Harry Potter Popular in Porto

Harry Potter author J. K. Rowling is the George Washington of our times. It has nothing to do with politics or military strategy. Rather, it has everything to do with the tourism industry that has sprouted up around every place that Washington slept and now is burgeoning with every place Rowling got inspiration or wrote or where parts of the iconic films were shot.

So here we are in Porto, and Declan’s dragging us off to the Livraria Lello, a century-old bookshop that inspired the winding (and moving) staircases at Hogwarts as well as the general feel of the place, with its heavy mouldings, intricate woodwork and colorful stained glass ceiling.

I knew nothing about Rowling’s connections to Porto, but she taught English as a foreign language in the city for several years, marrying a Portuguese man with whom she had a daughter. From there, she moved to Edinburgh, Scotland, with the first three chapters of “Harry Potter and the Philosopher’s Stone” in her suitcase, but more about that later.

Going with the flow

As the success of the books and then films turned Potter into an international phenomenon, any place identified with Rowling also became popular. Apparently, the staff at Livraria Lello formerly were fierce about prohibiting photo-taking by tourists. “Hey, we’re here to run a business,” was the general tone of the staff quoted on some older travel websites I consulted.

But today they embrace the tourists, the red paint in the centers of the stair treads chipped off through constant use, a couple stopping traffic on the stairs so they can take a selfie without others in the shot. Of course, that couple, the three in my family and everyone else in the bookshop paid four euros for the privilege of visiting the business.

The door attendant (I’m not making that up) directs tourists to the corner shop to buy vouchers, then scans them at the door before allowing admittance. I overhead him say (in English, thankfully) that 5,000 people visit the store each day during high season. That’s an awful lot of golden galleons, silver sickles and bronze knuts. You can use the voucher toward books, but we already are hauling more of those back than we intended, the result of hanging out with so many Northern Irish authors. And a large majority of the ones at this bookstore, naturally, are in Portuguese.

There may not have been 5,000 in Livraria Lello when we visited, but it certainly felt that way.

‘Thinking fondly of Emma Watson’

Several years ago, during a fall book tour to support Marilynn’s biography of Stewart Parker, we met a friend of Stewart’s at The Elephant House, an Edinburgh coffeeshop where Rowling wrote while her daughter slept. As I recall, the place was rocking with tourists on a dreary Scotland November afternoon.

The main evidence of the popularity of the place wasn’t in faded stair treads, but in the toilets. Every square inch of the men’s room was filled with graffiti about the books, from the sweet to the profane and about every sentiment in between. I know from Marilynn that the women’s room was the same way.
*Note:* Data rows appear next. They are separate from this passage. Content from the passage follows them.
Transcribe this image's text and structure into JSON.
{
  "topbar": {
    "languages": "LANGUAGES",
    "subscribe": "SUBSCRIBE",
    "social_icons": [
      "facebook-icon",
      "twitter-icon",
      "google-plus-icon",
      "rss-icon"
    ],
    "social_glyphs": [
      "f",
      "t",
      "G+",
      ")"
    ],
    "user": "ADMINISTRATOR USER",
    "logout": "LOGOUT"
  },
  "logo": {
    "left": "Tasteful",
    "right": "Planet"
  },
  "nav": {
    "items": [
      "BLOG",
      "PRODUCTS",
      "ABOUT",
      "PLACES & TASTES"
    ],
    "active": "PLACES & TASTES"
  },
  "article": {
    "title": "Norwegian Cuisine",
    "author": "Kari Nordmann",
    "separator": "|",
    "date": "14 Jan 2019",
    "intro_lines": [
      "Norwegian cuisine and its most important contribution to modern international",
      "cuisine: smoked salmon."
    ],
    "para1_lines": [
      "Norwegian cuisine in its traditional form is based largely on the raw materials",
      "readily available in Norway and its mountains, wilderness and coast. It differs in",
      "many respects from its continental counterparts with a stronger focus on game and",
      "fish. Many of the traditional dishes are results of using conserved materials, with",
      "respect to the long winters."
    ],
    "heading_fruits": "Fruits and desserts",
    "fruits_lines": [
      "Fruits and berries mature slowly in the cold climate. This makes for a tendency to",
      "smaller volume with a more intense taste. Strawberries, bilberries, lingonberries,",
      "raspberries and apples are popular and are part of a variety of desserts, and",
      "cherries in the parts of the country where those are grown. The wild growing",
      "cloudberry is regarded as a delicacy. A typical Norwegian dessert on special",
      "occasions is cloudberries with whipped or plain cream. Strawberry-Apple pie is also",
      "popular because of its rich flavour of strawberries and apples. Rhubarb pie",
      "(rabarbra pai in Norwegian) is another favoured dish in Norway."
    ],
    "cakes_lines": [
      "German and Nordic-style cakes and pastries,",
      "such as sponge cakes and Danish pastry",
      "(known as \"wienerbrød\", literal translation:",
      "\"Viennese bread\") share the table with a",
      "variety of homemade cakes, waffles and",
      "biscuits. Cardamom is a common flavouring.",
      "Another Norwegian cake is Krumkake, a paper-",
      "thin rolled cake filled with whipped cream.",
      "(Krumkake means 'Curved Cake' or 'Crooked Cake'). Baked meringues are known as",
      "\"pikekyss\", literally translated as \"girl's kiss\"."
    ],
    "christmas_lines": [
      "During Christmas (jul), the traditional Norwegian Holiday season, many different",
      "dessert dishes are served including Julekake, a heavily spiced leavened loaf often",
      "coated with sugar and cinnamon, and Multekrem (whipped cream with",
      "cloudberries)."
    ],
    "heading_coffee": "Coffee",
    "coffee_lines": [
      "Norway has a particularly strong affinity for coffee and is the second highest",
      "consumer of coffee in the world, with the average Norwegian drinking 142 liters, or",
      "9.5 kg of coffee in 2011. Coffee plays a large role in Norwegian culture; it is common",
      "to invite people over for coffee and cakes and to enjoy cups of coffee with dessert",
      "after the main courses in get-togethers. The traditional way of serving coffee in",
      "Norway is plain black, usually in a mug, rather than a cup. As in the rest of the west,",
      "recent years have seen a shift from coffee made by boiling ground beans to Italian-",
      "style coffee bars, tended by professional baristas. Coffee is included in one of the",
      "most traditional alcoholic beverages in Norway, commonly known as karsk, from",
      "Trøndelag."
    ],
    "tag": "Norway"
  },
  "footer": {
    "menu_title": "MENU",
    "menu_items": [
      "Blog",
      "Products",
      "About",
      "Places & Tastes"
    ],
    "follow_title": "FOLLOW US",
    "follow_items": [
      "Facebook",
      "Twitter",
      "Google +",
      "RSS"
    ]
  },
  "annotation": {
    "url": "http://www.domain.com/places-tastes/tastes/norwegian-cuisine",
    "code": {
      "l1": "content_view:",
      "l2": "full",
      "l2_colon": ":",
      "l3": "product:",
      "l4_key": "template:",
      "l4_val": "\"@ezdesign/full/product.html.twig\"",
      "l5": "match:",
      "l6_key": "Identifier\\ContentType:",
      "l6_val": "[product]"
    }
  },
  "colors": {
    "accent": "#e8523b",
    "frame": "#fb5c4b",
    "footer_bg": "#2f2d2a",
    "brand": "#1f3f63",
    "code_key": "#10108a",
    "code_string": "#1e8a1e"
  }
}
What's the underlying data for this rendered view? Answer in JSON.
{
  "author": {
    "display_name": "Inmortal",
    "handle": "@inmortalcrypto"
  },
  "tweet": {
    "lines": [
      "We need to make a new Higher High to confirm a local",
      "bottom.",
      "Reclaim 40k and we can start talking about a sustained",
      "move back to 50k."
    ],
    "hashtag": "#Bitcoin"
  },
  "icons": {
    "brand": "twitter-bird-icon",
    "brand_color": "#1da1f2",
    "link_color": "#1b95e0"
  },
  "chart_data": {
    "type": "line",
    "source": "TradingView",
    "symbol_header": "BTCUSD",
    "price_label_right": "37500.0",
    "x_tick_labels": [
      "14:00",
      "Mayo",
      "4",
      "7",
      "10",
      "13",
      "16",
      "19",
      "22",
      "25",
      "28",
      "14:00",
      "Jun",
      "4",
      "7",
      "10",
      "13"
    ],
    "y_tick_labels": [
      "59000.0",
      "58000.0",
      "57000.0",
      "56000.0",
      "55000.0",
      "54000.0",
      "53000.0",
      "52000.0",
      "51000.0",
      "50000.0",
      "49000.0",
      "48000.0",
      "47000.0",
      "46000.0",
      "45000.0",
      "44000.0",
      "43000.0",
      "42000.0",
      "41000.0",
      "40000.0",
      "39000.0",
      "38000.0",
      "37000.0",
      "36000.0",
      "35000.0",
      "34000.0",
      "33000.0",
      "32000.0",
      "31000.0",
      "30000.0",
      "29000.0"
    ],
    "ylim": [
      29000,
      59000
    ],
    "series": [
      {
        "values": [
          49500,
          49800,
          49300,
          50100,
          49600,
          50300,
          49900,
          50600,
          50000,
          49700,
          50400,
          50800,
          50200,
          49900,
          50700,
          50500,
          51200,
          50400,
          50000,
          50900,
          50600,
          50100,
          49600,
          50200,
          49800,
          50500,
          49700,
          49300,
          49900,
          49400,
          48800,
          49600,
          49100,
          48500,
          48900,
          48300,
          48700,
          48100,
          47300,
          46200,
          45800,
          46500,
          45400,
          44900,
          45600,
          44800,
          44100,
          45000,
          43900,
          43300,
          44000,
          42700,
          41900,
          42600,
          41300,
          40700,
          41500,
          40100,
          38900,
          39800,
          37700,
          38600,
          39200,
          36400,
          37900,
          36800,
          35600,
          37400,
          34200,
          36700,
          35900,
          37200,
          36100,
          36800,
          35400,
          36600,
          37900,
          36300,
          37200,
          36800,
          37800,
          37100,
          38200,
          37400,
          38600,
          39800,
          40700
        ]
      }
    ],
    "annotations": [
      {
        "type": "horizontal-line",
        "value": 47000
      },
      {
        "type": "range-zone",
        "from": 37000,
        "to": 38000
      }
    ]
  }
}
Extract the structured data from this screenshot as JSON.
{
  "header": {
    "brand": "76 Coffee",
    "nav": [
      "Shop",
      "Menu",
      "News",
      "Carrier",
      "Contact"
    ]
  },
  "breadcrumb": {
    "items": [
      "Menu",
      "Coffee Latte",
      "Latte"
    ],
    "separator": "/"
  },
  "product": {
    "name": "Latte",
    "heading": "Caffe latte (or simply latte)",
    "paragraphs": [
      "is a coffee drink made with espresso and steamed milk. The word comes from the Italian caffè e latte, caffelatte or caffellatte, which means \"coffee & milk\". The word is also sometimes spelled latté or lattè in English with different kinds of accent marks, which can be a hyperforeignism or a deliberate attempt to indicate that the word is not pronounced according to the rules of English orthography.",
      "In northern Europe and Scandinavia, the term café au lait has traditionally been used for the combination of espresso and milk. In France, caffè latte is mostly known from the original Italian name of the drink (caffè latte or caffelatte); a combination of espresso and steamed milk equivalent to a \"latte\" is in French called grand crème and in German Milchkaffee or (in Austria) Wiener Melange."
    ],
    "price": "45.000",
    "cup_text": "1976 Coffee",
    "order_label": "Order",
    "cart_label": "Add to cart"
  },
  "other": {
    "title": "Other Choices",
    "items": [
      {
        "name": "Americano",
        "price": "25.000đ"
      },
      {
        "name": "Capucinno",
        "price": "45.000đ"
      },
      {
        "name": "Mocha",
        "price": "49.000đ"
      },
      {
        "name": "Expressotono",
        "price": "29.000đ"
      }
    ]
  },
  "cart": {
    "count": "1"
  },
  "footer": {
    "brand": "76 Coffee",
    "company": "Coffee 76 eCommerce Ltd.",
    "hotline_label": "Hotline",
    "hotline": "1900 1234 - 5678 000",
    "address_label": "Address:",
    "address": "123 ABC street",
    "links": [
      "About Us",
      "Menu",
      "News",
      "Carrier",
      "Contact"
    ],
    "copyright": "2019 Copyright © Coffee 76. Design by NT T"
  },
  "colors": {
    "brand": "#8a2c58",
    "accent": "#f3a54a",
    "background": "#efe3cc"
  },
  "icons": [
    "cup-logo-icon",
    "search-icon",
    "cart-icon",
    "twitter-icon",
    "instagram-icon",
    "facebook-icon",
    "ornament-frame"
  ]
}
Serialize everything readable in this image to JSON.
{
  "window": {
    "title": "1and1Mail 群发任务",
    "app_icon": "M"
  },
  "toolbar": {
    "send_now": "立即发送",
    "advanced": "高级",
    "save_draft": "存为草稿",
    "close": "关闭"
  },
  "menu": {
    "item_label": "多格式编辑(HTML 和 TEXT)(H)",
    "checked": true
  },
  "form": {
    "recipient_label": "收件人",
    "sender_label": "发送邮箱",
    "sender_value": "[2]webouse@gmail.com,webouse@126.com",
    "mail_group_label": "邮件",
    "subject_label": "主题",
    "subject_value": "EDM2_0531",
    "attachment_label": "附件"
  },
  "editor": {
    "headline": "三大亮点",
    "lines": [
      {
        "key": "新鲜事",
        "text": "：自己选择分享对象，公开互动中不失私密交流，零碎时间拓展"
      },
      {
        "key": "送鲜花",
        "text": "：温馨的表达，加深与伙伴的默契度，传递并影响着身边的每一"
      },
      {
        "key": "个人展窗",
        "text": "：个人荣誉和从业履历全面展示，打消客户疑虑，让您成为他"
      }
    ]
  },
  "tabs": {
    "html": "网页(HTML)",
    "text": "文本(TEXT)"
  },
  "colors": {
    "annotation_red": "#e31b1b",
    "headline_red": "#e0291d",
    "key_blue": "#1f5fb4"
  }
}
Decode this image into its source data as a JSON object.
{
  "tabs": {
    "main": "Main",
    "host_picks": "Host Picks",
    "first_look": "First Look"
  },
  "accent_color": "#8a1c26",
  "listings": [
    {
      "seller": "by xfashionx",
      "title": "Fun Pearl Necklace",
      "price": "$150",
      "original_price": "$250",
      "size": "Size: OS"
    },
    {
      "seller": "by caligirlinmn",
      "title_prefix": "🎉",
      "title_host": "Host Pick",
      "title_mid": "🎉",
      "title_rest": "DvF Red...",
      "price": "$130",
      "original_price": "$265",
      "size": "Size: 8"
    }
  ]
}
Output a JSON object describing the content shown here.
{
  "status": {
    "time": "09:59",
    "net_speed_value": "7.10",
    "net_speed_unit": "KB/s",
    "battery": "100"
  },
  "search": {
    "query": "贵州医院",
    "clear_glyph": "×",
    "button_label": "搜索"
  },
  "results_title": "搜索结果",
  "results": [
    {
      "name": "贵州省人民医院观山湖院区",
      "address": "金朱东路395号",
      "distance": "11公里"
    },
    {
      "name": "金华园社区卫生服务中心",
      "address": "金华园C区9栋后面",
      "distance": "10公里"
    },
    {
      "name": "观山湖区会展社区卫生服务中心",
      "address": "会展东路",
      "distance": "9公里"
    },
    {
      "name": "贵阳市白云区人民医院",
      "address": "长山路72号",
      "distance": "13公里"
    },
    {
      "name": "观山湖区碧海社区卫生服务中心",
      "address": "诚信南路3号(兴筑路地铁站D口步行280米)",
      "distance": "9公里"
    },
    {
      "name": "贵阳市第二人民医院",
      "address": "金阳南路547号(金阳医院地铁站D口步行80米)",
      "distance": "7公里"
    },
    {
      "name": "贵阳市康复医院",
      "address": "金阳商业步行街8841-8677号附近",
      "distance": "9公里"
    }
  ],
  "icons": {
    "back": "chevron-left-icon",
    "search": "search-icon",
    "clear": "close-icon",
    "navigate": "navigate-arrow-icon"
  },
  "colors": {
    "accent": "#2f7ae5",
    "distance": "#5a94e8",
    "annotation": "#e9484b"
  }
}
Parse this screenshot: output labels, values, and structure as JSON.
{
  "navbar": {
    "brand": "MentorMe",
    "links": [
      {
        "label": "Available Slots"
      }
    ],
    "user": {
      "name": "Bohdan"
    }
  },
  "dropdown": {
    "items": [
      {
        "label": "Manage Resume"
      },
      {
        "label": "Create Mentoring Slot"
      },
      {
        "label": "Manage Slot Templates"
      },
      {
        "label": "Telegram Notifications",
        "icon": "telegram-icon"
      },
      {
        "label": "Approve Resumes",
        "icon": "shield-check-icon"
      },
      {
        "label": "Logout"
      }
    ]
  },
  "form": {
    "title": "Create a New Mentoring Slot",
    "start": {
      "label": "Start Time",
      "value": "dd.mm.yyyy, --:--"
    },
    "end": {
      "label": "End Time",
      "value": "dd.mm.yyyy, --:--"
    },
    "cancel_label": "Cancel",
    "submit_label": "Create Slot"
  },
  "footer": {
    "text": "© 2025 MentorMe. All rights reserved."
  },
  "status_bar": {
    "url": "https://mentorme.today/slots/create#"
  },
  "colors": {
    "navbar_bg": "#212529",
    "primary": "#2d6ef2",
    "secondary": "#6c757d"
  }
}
My favorite graffito was one that said, “Thinking fondly of Emma Watson.” I have a picture of it (yes, I took photos in the toilet), but it’s locked somewhere in the cloud that’s a pain to access remotely.

So you’ll have to take my word for it.